YOUR GOAL:
Restate each entry exactly, without pictures.

TASK INPUT:
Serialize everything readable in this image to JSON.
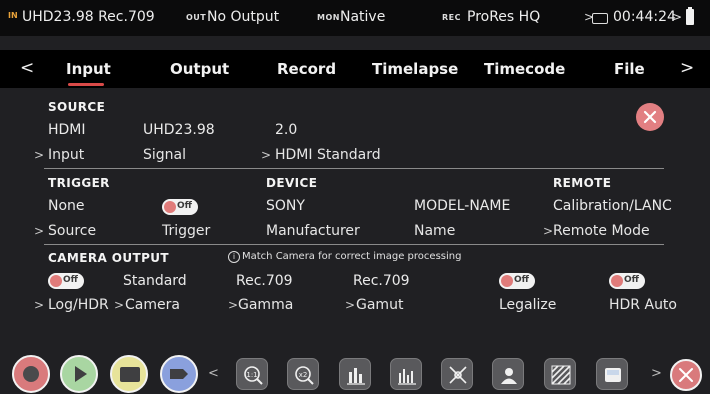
{
  "status": {
    "input_tag": "IN",
    "input_format": "UHD23.98 Rec.709",
    "output_tag": "OUT",
    "output_value": "No Output",
    "monitor_tag": "MON",
    "monitor_value": "Native",
    "record_tag": "REC",
    "record_codec": "ProRes HQ",
    "media_icon": "ssd-icon",
    "time_remaining": "00:44:24",
    "battery_icon": "battery-icon"
  },
  "tabs": [
    "Input",
    "Output",
    "Record",
    "Timelapse",
    "Timecode",
    "File"
  ],
  "active_tab": "Input",
  "source": {
    "header": "SOURCE",
    "input_value": "HDMI",
    "input_label": "Input",
    "signal_value": "UHD23.98",
    "signal_label": "Signal",
    "hdmi_standard_value": "2.0",
    "hdmi_standard_label": "HDMI Standard"
  },
  "trigger": {
    "header": "TRIGGER",
    "source_value": "None",
    "source_label": "Source",
    "trigger_toggle": "Off",
    "trigger_label": "Trigger"
  },
  "device": {
    "header": "DEVICE",
    "manufacturer_value": "SONY",
    "manufacturer_label": "Manufacturer",
    "name_value": "MODEL-NAME",
    "name_label": "Name"
  },
  "remote": {
    "header": "REMOTE",
    "mode_value": "Calibration/LANC",
    "mode_label": "Remote Mode"
  },
  "camera_output": {
    "header": "CAMERA OUTPUT",
    "hint": "Match Camera for correct image processing",
    "log_hdr_toggle": "Off",
    "log_hdr_label": "Log/HDR",
    "camera_value": "Standard",
    "camera_label": "Camera",
    "gamma_value": "Rec.709",
    "gamma_label": "Gamma",
    "gamut_value": "Rec.709",
    "gamut_label": "Gamut",
    "legalize_toggle": "Off",
    "legalize_label": "Legalize",
    "hdr_auto_toggle": "Off",
    "hdr_auto_label": "HDR Auto"
  },
  "toolbar": {
    "icons": [
      "record-icon",
      "play-icon",
      "display-mode-icon",
      "tag-icon",
      "zoom-1to1-icon",
      "zoom-2x-icon",
      "waveform-icon",
      "vectorscope-icon",
      "focus-peaking-icon",
      "false-color-icon",
      "zebra-icon",
      "lut-icon",
      "close-icon"
    ],
    "colors": {
      "record": "#d97a7c",
      "play": "#a9d6a2",
      "display": "#e7e39a",
      "tag": "#8aa0dd",
      "accent": "#d94a48"
    }
  }
}
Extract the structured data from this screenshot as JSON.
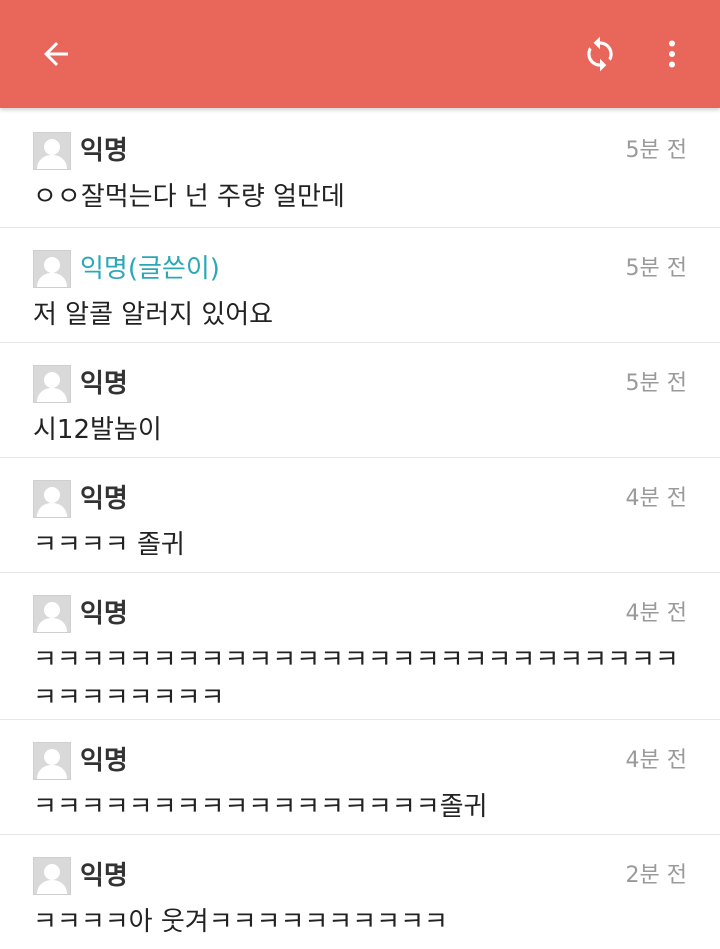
{
  "header": {
    "back_icon": "arrow-left-icon",
    "refresh_icon": "refresh-icon",
    "more_icon": "more-vert-icon",
    "background_color": "#e8675a"
  },
  "comments": [
    {
      "author": "익명",
      "is_op": false,
      "time": "5분 전",
      "text": "ㅇㅇ잘먹는다 넌 주량 얼만데"
    },
    {
      "author": "익명(글쓴이)",
      "is_op": true,
      "time": "5분 전",
      "text": "저 알콜 알러지 있어요"
    },
    {
      "author": "익명",
      "is_op": false,
      "time": "5분 전",
      "text": "시12발놈이"
    },
    {
      "author": "익명",
      "is_op": false,
      "time": "4분 전",
      "text": "ㅋㅋㅋㅋ 졸귀"
    },
    {
      "author": "익명",
      "is_op": false,
      "time": "4분 전",
      "text": "ㅋㅋㅋㅋㅋㅋㅋㅋㅋㅋㅋㅋㅋㅋㅋㅋㅋㅋㅋㅋㅋㅋㅋㅋㅋㅋㅋㅋㅋㅋㅋㅋㅋㅋㅋ"
    },
    {
      "author": "익명",
      "is_op": false,
      "time": "4분 전",
      "text": "ㅋㅋㅋㅋㅋㅋㅋㅋㅋㅋㅋㅋㅋㅋㅋㅋㅋ졸귀"
    },
    {
      "author": "익명",
      "is_op": false,
      "time": "2분 전",
      "text": "ㅋㅋㅋㅋ아 웃겨ㅋㅋㅋㅋㅋㅋㅋㅋㅋㅋ"
    }
  ]
}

TASK SOLUTION:
Serialize everything readable in this image to JSON.
{
  "status": {
    "input_tag": "IN",
    "input_format": "UHD23.98 Rec.709",
    "output_tag": "OUT",
    "output_value": "No Output",
    "monitor_tag": "MON",
    "monitor_value": "Native",
    "record_tag": "REC",
    "record_codec": "ProRes HQ",
    "media_icon": "ssd-icon",
    "time_remaining": "00:44:24",
    "battery_icon": "battery-icon"
  },
  "tabs": [
    "Input",
    "Output",
    "Record",
    "Timelapse",
    "Timecode",
    "File"
  ],
  "active_tab": "Input",
  "source": {
    "header": "SOURCE",
    "input_value": "HDMI",
    "input_label": "Input",
    "signal_value": "UHD23.98",
    "signal_label": "Signal",
    "hdmi_standard_value": "2.0",
    "hdmi_standard_label": "HDMI Standard"
  },
  "trigger": {
    "header": "TRIGGER",
    "source_value": "None",
    "source_label": "Source",
    "trigger_toggle": "Off",
    "trigger_label": "Trigger"
  },
  "device": {
    "header": "DEVICE",
    "manufacturer_value": "SONY",
    "manufacturer_label": "Manufacturer",
    "name_value": "MODEL-NAME",
    "name_label": "Name"
  },
  "remote": {
    "header": "REMOTE",
    "mode_value": "Calibration/LANC",
    "mode_label": "Remote Mode"
  },
  "camera_output": {
    "header": "CAMERA OUTPUT",
    "hint": "Match Camera for correct image processing",
    "log_hdr_toggle": "Off",
    "log_hdr_label": "Log/HDR",
    "camera_value": "Standard",
    "camera_label": "Camera",
    "gamma_value": "Rec.709",
    "gamma_label": "Gamma",
    "gamut_value": "Rec.709",
    "gamut_label": "Gamut",
    "legalize_toggle": "Off",
    "legalize_label": "Legalize",
    "hdr_auto_toggle": "Off",
    "hdr_auto_label": "HDR Auto"
  },
  "toolbar": {
    "icons": [
      "record-icon",
      "play-icon",
      "display-mode-icon",
      "tag-icon",
      "zoom-1to1-icon",
      "zoom-2x-icon",
      "waveform-icon",
      "vectorscope-icon",
      "focus-peaking-icon",
      "false-color-icon",
      "zebra-icon",
      "lut-icon",
      "close-icon"
    ],
    "colors": {
      "record": "#d97a7c",
      "play": "#a9d6a2",
      "display": "#e7e39a",
      "tag": "#8aa0dd",
      "accent": "#d94a48"
    }
  }
}
Extract the structured data from this screenshot as JSON.
{
  "header": {
    "back_icon": "arrow-left-icon",
    "refresh_icon": "refresh-icon",
    "more_icon": "more-vert-icon",
    "background_color": "#e8675a"
  },
  "comments": [
    {
      "author": "익명",
      "is_op": false,
      "time": "5분 전",
      "text": "ㅇㅇ잘먹는다 넌 주량 얼만데"
    },
    {
      "author": "익명(글쓴이)",
      "is_op": true,
      "time": "5분 전",
      "text": "저 알콜 알러지 있어요"
    },
    {
      "author": "익명",
      "is_op": false,
      "time": "5분 전",
      "text": "시12발놈이"
    },
    {
      "author": "익명",
      "is_op": false,
      "time": "4분 전",
      "text": "ㅋㅋㅋㅋ 졸귀"
    },
    {
      "author": "익명",
      "is_op": false,
      "time": "4분 전",
      "text": "ㅋㅋㅋㅋㅋㅋㅋㅋㅋㅋㅋㅋㅋㅋㅋㅋㅋㅋㅋㅋㅋㅋㅋㅋㅋㅋㅋㅋㅋㅋㅋㅋㅋㅋㅋ"
    },
    {
      "author": "익명",
      "is_op": false,
      "time": "4분 전",
      "text": "ㅋㅋㅋㅋㅋㅋㅋㅋㅋㅋㅋㅋㅋㅋㅋㅋㅋ졸귀"
    },
    {
      "author": "익명",
      "is_op": false,
      "time": "2분 전",
      "text": "ㅋㅋㅋㅋ아 웃겨ㅋㅋㅋㅋㅋㅋㅋㅋㅋㅋ"
    }
  ]
}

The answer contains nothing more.